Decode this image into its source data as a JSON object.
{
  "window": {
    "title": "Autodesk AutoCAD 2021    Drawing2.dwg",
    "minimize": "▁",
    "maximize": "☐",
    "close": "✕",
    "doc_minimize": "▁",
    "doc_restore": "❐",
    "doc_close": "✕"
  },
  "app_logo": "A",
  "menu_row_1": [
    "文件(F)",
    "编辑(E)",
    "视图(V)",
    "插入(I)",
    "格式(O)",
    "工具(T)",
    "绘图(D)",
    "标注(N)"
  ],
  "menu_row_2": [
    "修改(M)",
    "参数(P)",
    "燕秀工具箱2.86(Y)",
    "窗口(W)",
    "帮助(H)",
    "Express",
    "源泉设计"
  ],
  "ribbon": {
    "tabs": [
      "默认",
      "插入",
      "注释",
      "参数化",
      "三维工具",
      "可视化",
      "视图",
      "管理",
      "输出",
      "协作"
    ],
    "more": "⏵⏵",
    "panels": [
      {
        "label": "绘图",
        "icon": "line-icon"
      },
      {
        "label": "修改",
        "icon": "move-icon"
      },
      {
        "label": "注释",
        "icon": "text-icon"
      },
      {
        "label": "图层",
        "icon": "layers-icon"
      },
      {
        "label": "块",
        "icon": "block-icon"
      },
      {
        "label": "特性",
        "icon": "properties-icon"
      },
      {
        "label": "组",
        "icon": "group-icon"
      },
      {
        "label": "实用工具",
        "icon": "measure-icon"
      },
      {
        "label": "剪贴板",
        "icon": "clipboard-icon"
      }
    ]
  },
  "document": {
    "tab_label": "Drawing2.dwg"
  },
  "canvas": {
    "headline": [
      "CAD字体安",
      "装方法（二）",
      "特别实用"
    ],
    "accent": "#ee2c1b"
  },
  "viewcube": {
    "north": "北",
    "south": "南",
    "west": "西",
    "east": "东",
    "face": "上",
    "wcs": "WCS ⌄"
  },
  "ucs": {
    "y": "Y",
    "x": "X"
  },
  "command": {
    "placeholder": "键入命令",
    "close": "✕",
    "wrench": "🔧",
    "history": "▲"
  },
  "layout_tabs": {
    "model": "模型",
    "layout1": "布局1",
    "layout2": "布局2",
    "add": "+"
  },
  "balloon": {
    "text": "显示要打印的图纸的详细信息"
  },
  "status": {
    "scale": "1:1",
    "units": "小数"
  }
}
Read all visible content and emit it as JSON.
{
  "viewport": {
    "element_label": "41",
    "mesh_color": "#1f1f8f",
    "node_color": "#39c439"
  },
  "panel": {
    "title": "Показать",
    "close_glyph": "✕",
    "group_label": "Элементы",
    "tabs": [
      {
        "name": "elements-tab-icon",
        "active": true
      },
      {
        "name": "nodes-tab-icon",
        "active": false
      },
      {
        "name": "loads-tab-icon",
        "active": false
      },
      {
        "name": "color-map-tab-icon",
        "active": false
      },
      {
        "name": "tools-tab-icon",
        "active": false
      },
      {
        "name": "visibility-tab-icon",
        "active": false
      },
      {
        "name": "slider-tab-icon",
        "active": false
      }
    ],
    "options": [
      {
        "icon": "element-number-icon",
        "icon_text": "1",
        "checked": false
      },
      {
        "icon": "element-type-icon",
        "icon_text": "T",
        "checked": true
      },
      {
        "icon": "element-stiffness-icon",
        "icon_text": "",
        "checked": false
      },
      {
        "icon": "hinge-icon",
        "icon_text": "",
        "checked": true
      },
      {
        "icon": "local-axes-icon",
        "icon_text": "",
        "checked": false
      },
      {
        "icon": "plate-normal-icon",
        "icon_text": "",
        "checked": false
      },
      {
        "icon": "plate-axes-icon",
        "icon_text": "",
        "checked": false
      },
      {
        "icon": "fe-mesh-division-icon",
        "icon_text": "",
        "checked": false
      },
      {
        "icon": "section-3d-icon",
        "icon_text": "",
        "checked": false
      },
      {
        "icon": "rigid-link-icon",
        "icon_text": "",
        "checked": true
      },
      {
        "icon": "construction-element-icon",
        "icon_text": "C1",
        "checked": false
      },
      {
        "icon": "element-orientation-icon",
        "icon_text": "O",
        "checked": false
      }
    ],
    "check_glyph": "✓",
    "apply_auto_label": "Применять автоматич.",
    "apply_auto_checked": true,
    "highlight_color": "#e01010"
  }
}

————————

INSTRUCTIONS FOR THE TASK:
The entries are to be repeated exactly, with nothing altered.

OUTPUT FOR THIS EXERCISE:
Decode this image into its source data as a JSON object.
{
  "window": {
    "title": "Autodesk AutoCAD 2021    Drawing2.dwg",
    "minimize": "▁",
    "maximize": "☐",
    "close": "✕",
    "doc_minimize": "▁",
    "doc_restore": "❐",
    "doc_close": "✕"
  },
  "app_logo": "A",
  "menu_row_1": [
    "文件(F)",
    "编辑(E)",
    "视图(V)",
    "插入(I)",
    "格式(O)",
    "工具(T)",
    "绘图(D)",
    "标注(N)"
  ],
  "menu_row_2": [
    "修改(M)",
    "参数(P)",
    "燕秀工具箱2.86(Y)",
    "窗口(W)",
    "帮助(H)",
    "Express",
    "源泉设计"
  ],
  "ribbon": {
    "tabs": [
      "默认",
      "插入",
      "注释",
      "参数化",
      "三维工具",
      "可视化",
      "视图",
      "管理",
      "输出",
      "协作"
    ],
    "more": "⏵⏵",
    "panels": [
      {
        "label": "绘图",
        "icon": "line-icon"
      },
      {
        "label": "修改",
        "icon": "move-icon"
      },
      {
        "label": "注释",
        "icon": "text-icon"
      },
      {
        "label": "图层",
        "icon": "layers-icon"
      },
      {
        "label": "块",
        "icon": "block-icon"
      },
      {
        "label": "特性",
        "icon": "properties-icon"
      },
      {
        "label": "组",
        "icon": "group-icon"
      },
      {
        "label": "实用工具",
        "icon": "measure-icon"
      },
      {
        "label": "剪贴板",
        "icon": "clipboard-icon"
      }
    ]
  },
  "document": {
    "tab_label": "Drawing2.dwg"
  },
  "canvas": {
    "headline": [
      "CAD字体安",
      "装方法（二）",
      "特别实用"
    ],
    "accent": "#ee2c1b"
  },
  "viewcube": {
    "north": "北",
    "south": "南",
    "west": "西",
    "east": "东",
    "face": "上",
    "wcs": "WCS ⌄"
  },
  "ucs": {
    "y": "Y",
    "x": "X"
  },
  "command": {
    "placeholder": "键入命令",
    "close": "✕",
    "wrench": "🔧",
    "history": "▲"
  },
  "layout_tabs": {
    "model": "模型",
    "layout1": "布局1",
    "layout2": "布局2",
    "add": "+"
  },
  "balloon": {
    "text": "显示要打印的图纸的详细信息"
  },
  "status": {
    "scale": "1:1",
    "units": "小数"
  }
}
Read all visible content and emit it as JSON.
{
  "viewport": {
    "element_label": "41",
    "mesh_color": "#1f1f8f",
    "node_color": "#39c439"
  },
  "panel": {
    "title": "Показать",
    "close_glyph": "✕",
    "group_label": "Элементы",
    "tabs": [
      {
        "name": "elements-tab-icon",
        "active": true
      },
      {
        "name": "nodes-tab-icon",
        "active": false
      },
      {
        "name": "loads-tab-icon",
        "active": false
      },
      {
        "name": "color-map-tab-icon",
        "active": false
      },
      {
        "name": "tools-tab-icon",
        "active": false
      },
      {
        "name": "visibility-tab-icon",
        "active": false
      },
      {
        "name": "slider-tab-icon",
        "active": false
      }
    ],
    "options": [
      {
        "icon": "element-number-icon",
        "icon_text": "1",
        "checked": false
      },
      {
        "icon": "element-type-icon",
        "icon_text": "T",
        "checked": true
      },
      {
        "icon": "element-stiffness-icon",
        "icon_text": "",
        "checked": false
      },
      {
        "icon": "hinge-icon",
        "icon_text": "",
        "checked": true
      },
      {
        "icon": "local-axes-icon",
        "icon_text": "",
        "checked": false
      },
      {
        "icon": "plate-normal-icon",
        "icon_text": "",
        "checked": false
      },
      {
        "icon": "plate-axes-icon",
        "icon_text": "",
        "checked": false
      },
      {
        "icon": "fe-mesh-division-icon",
        "icon_text": "",
        "checked": false
      },
      {
        "icon": "section-3d-icon",
        "icon_text": "",
        "checked": false
      },
      {
        "icon": "rigid-link-icon",
        "icon_text": "",
        "checked": true
      },
      {
        "icon": "construction-element-icon",
        "icon_text": "C1",
        "checked": false
      },
      {
        "icon": "element-orientation-icon",
        "icon_text": "O",
        "checked": false
      }
    ],
    "check_glyph": "✓",
    "apply_auto_label": "Применять автоматич.",
    "apply_auto_checked": true,
    "highlight_color": "#e01010"
  }
}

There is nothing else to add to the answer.